§ **What the exercise asks**:
Your answer needs to include each line of the records in which the string "KELURAHAN" can be found.

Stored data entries
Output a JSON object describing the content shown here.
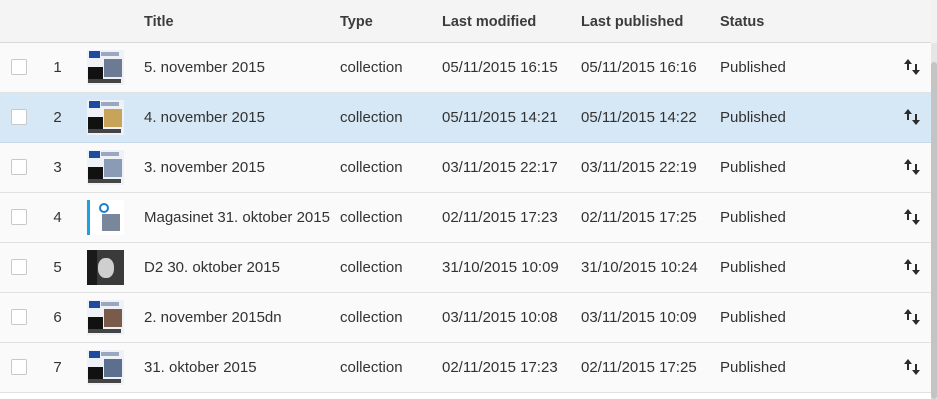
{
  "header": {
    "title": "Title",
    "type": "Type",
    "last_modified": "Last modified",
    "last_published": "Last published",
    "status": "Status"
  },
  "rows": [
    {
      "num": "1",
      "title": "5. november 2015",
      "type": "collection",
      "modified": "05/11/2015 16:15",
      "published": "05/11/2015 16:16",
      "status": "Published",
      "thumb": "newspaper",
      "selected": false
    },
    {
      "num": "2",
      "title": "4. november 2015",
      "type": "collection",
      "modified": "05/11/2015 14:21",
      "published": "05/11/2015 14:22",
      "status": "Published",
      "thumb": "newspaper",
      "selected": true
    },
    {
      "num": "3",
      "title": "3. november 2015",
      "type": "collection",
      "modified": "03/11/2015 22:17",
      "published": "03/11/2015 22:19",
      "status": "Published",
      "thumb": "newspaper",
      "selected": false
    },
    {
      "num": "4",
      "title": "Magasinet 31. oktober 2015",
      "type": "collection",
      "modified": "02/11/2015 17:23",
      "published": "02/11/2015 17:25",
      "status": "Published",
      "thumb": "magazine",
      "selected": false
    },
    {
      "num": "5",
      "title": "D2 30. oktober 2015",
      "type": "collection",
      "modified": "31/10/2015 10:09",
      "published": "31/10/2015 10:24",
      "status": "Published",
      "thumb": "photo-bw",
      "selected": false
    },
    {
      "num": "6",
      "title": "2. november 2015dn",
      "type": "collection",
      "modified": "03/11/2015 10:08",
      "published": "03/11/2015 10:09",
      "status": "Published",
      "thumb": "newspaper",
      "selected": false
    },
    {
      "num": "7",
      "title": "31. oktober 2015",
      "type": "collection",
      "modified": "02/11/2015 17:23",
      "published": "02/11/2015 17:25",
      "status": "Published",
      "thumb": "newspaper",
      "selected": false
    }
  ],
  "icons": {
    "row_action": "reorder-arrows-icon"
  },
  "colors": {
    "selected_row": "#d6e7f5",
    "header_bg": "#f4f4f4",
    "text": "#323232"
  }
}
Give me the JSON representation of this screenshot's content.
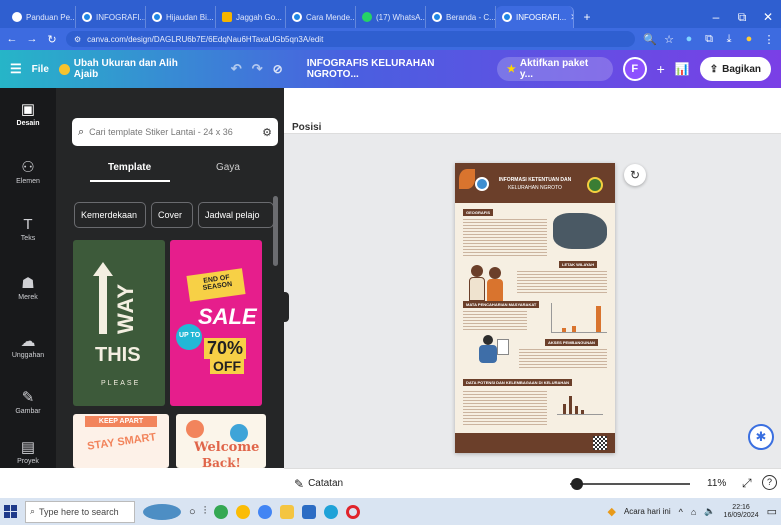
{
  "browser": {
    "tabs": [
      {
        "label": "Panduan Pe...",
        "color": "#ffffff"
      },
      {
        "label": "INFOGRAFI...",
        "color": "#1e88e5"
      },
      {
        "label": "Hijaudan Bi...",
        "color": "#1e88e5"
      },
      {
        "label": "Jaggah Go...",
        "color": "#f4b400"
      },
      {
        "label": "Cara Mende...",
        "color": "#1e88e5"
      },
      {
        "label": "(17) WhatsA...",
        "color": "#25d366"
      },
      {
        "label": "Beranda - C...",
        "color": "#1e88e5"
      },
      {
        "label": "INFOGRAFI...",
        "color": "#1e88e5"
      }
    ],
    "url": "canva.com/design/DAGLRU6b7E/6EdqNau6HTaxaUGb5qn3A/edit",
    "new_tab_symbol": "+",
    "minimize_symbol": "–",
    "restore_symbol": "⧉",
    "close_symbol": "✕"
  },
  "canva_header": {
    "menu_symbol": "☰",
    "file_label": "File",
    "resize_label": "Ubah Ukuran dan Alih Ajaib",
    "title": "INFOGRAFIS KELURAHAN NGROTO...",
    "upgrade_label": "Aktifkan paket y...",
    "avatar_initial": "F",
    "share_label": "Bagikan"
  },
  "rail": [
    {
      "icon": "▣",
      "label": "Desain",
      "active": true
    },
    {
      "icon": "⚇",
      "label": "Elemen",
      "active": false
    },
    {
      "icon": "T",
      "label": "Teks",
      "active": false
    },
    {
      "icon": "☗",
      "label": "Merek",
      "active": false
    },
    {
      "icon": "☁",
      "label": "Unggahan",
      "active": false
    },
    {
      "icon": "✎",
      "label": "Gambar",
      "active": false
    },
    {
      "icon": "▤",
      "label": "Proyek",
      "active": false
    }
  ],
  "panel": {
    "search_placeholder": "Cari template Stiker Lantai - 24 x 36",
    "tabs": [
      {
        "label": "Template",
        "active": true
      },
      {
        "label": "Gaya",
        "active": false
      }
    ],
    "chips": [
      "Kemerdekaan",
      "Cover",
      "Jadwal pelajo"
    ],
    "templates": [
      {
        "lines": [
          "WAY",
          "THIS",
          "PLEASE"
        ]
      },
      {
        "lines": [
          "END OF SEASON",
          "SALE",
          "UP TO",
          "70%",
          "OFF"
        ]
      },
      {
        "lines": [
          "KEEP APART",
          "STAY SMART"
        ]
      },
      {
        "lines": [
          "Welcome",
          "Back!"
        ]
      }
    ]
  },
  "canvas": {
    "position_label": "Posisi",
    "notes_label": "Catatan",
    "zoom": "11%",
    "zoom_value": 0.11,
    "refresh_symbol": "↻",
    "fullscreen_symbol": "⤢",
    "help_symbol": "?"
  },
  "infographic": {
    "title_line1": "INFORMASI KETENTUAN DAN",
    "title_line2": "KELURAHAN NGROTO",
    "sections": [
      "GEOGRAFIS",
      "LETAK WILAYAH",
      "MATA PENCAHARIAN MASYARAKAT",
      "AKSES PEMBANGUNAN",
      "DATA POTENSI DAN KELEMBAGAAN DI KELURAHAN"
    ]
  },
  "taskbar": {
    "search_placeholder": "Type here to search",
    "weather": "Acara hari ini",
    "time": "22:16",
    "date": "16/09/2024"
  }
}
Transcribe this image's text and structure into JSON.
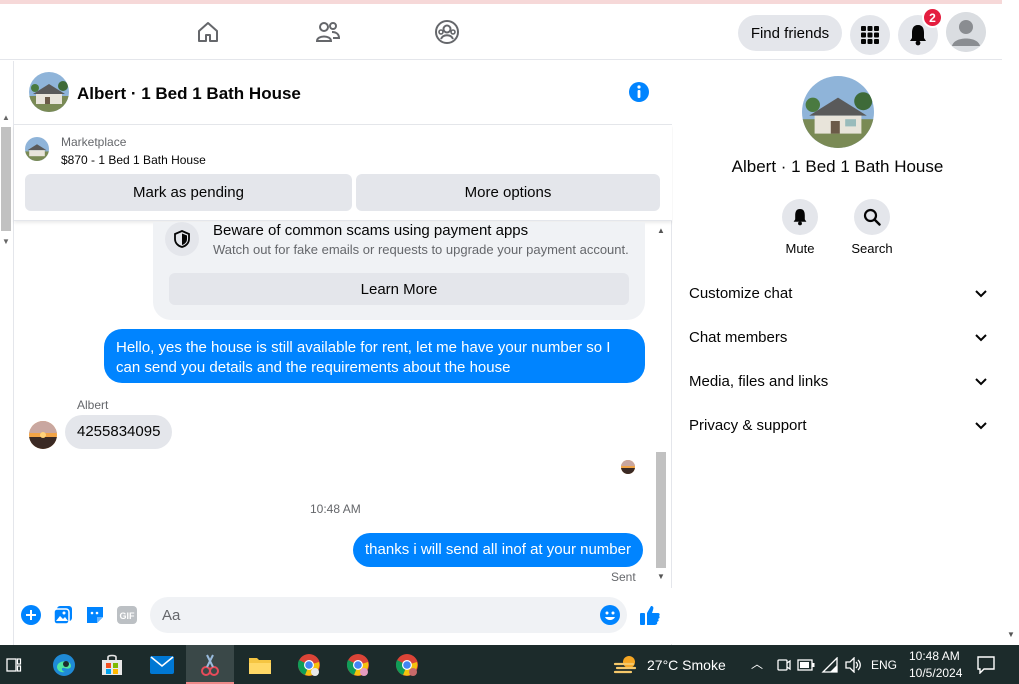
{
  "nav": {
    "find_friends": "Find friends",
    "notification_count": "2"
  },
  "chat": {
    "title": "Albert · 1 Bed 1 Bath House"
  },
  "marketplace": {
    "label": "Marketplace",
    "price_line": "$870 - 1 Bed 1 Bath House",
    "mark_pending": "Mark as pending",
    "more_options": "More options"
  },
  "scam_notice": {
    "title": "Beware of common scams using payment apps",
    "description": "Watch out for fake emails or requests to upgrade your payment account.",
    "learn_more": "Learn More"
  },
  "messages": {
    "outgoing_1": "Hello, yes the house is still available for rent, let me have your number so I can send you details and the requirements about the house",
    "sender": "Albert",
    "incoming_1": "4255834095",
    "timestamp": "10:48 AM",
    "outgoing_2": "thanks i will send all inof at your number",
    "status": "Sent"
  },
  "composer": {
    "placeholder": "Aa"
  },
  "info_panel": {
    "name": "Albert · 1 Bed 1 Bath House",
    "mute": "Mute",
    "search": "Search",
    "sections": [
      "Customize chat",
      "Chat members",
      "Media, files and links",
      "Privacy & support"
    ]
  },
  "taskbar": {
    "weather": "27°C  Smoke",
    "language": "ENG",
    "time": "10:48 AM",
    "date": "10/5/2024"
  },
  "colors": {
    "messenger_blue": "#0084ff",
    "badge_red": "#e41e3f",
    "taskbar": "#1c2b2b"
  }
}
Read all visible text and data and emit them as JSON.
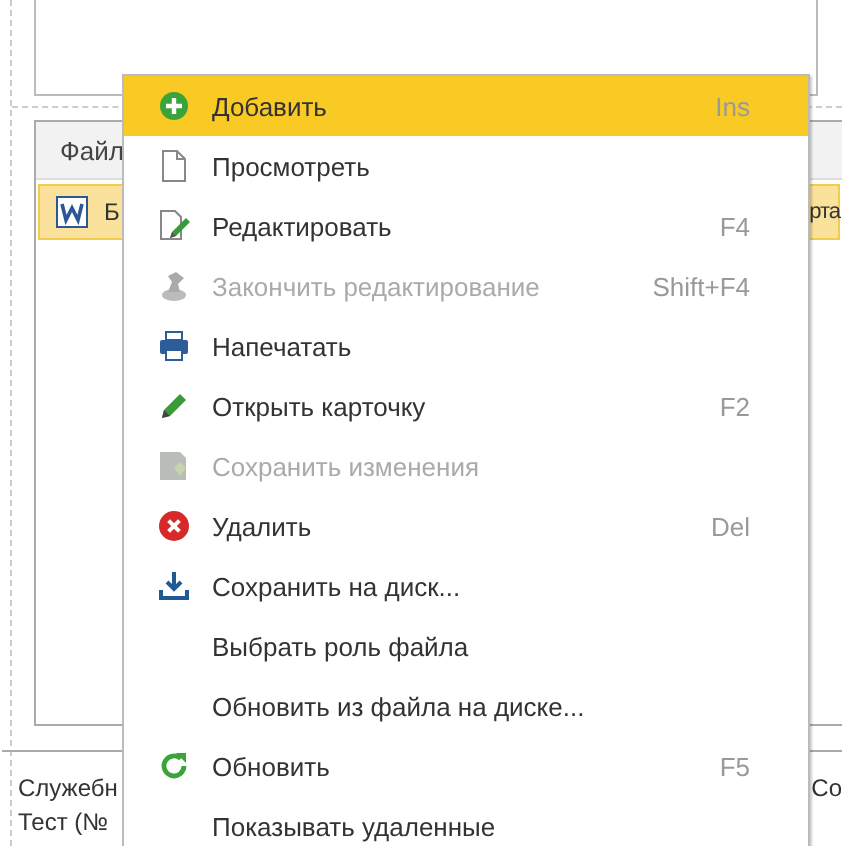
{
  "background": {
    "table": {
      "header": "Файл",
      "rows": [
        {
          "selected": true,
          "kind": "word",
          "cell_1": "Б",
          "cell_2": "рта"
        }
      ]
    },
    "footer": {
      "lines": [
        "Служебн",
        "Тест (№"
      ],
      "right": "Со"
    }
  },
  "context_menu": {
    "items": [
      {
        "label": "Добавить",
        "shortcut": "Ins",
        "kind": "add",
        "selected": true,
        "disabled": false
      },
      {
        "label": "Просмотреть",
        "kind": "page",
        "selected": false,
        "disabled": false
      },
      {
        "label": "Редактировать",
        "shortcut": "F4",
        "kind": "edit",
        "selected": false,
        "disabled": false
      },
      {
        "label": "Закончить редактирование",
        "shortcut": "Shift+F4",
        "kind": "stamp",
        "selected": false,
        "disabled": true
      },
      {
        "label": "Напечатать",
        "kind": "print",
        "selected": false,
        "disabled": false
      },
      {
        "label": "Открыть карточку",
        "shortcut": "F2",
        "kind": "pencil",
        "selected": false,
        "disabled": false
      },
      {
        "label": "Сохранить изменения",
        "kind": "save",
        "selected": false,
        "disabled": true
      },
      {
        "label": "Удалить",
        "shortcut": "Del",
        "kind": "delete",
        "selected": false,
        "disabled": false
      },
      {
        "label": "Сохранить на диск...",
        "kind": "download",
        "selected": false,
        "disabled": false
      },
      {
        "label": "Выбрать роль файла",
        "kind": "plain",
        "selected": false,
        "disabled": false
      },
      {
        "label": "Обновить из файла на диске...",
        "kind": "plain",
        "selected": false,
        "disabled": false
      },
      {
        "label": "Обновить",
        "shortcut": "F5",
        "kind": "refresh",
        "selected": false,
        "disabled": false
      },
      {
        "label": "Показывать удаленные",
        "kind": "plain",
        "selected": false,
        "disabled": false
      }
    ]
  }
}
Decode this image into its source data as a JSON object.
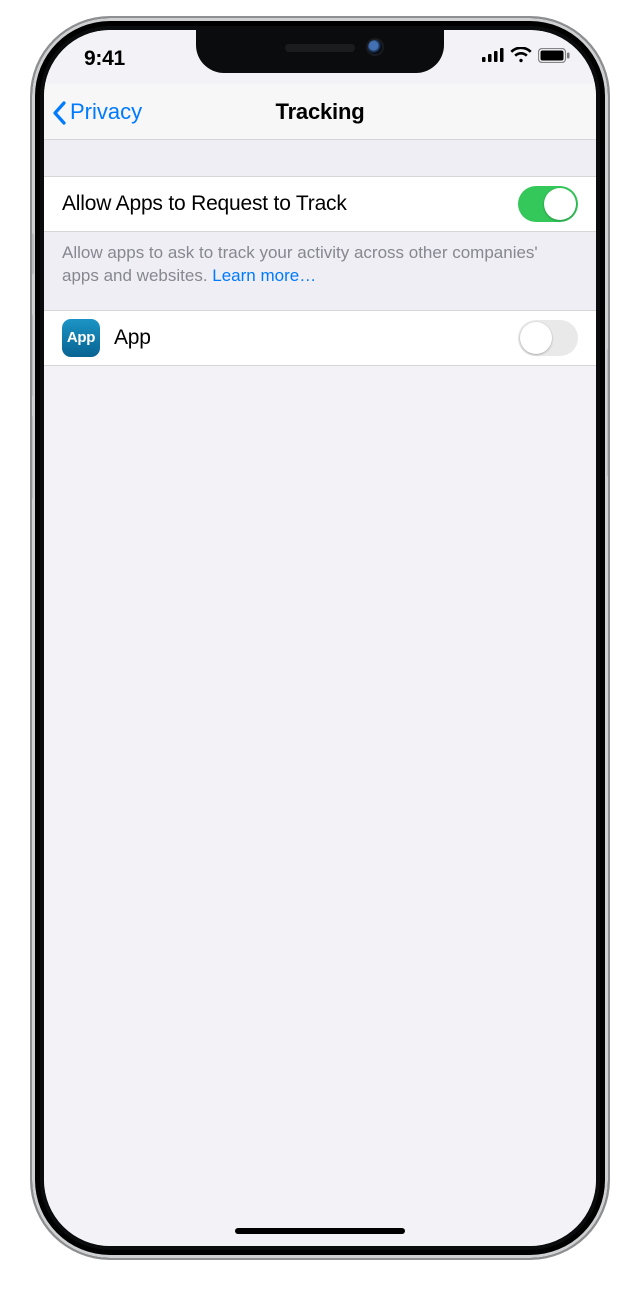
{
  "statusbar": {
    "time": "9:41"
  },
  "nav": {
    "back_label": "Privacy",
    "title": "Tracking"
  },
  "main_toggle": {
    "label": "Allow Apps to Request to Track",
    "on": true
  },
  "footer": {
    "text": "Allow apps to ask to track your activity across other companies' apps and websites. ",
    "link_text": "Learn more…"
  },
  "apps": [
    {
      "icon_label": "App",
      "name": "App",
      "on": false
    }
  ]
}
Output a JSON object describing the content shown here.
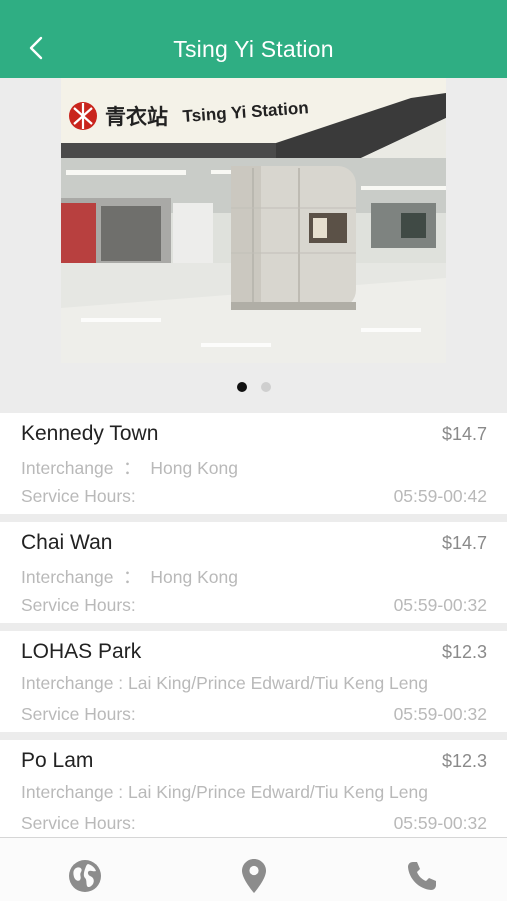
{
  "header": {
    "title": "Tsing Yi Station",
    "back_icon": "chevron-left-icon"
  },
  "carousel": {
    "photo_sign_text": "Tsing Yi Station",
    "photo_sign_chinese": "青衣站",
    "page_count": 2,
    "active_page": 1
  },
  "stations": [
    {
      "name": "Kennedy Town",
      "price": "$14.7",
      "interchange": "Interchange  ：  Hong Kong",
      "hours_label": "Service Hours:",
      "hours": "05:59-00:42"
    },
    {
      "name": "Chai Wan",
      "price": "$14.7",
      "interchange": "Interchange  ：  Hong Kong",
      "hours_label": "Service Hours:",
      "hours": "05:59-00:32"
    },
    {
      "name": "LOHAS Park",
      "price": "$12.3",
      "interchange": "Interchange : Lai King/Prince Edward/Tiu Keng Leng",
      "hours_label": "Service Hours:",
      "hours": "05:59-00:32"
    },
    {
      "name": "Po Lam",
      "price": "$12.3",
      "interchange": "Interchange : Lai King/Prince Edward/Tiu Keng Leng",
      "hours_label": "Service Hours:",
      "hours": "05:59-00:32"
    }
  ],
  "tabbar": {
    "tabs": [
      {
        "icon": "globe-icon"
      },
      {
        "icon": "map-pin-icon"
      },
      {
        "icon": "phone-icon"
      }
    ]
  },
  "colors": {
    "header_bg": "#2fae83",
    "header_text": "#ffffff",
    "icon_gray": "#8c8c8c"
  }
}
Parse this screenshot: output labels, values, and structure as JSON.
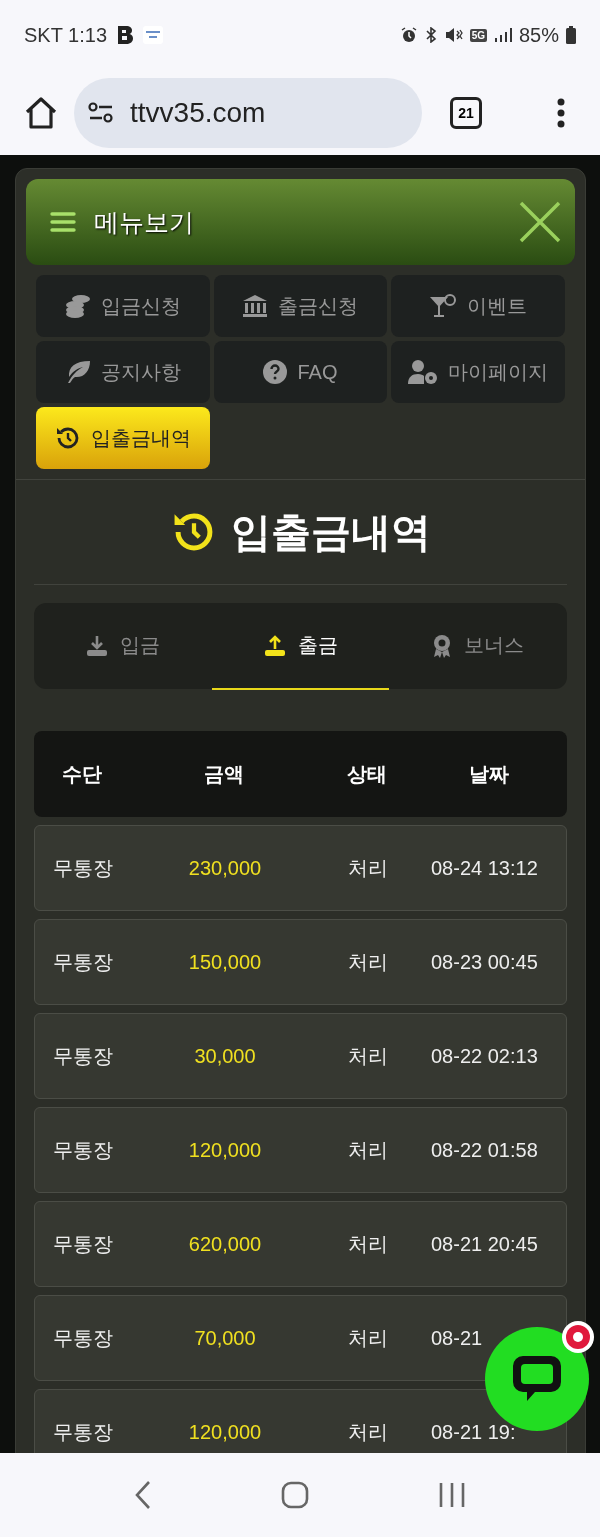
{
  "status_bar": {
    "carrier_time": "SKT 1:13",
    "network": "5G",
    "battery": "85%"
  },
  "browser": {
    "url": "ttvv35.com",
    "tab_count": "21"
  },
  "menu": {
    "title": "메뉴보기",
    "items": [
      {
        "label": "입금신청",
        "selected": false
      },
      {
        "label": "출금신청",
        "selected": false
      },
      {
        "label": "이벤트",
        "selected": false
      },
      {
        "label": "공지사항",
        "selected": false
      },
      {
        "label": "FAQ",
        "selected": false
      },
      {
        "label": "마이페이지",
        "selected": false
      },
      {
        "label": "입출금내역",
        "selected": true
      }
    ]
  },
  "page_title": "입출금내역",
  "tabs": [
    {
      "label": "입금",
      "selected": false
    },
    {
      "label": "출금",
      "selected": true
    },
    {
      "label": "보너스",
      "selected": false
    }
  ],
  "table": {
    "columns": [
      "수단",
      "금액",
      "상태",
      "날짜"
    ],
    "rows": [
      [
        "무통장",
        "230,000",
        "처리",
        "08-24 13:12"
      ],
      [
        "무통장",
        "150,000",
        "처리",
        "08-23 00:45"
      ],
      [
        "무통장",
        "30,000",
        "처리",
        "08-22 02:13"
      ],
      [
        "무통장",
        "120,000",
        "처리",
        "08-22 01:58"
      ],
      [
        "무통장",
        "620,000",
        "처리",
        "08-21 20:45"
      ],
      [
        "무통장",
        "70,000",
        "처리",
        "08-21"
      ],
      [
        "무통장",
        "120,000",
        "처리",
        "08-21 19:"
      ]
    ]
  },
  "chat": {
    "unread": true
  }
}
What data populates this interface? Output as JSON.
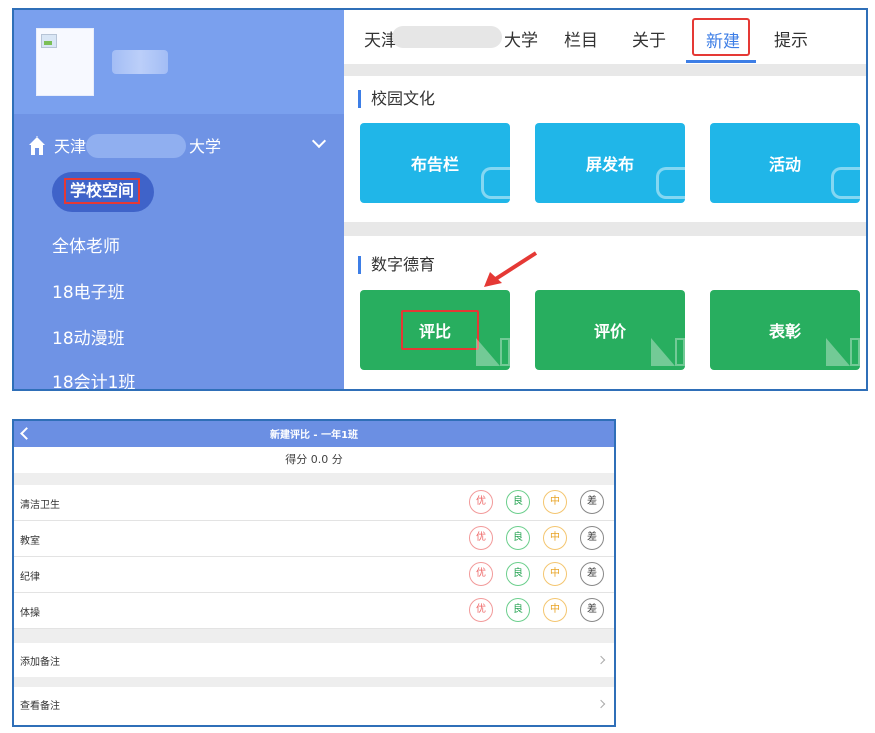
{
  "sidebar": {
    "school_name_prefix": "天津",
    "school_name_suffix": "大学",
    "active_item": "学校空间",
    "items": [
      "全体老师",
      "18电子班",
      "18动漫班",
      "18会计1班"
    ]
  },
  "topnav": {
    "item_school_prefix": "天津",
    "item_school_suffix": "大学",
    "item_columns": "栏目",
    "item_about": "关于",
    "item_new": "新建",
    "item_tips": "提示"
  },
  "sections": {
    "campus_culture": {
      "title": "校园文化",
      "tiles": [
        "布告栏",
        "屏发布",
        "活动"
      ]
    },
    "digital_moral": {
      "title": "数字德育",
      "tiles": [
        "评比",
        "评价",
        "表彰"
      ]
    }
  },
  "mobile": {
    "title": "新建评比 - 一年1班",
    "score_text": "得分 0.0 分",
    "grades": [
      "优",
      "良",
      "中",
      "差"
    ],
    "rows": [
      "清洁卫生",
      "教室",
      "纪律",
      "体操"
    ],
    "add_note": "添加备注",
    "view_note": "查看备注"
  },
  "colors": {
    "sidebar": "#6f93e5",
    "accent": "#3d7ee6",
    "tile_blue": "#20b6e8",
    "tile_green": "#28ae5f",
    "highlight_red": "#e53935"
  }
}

§ **Exercise solution**:
    "title": "INFOGRAFIS KELURAHAN NGROTO...",
    "title_line2": "KELURAHAN NGROTO",
      "DATA POTENSI DAN KELEMBAGAAN DI KELURAHAN"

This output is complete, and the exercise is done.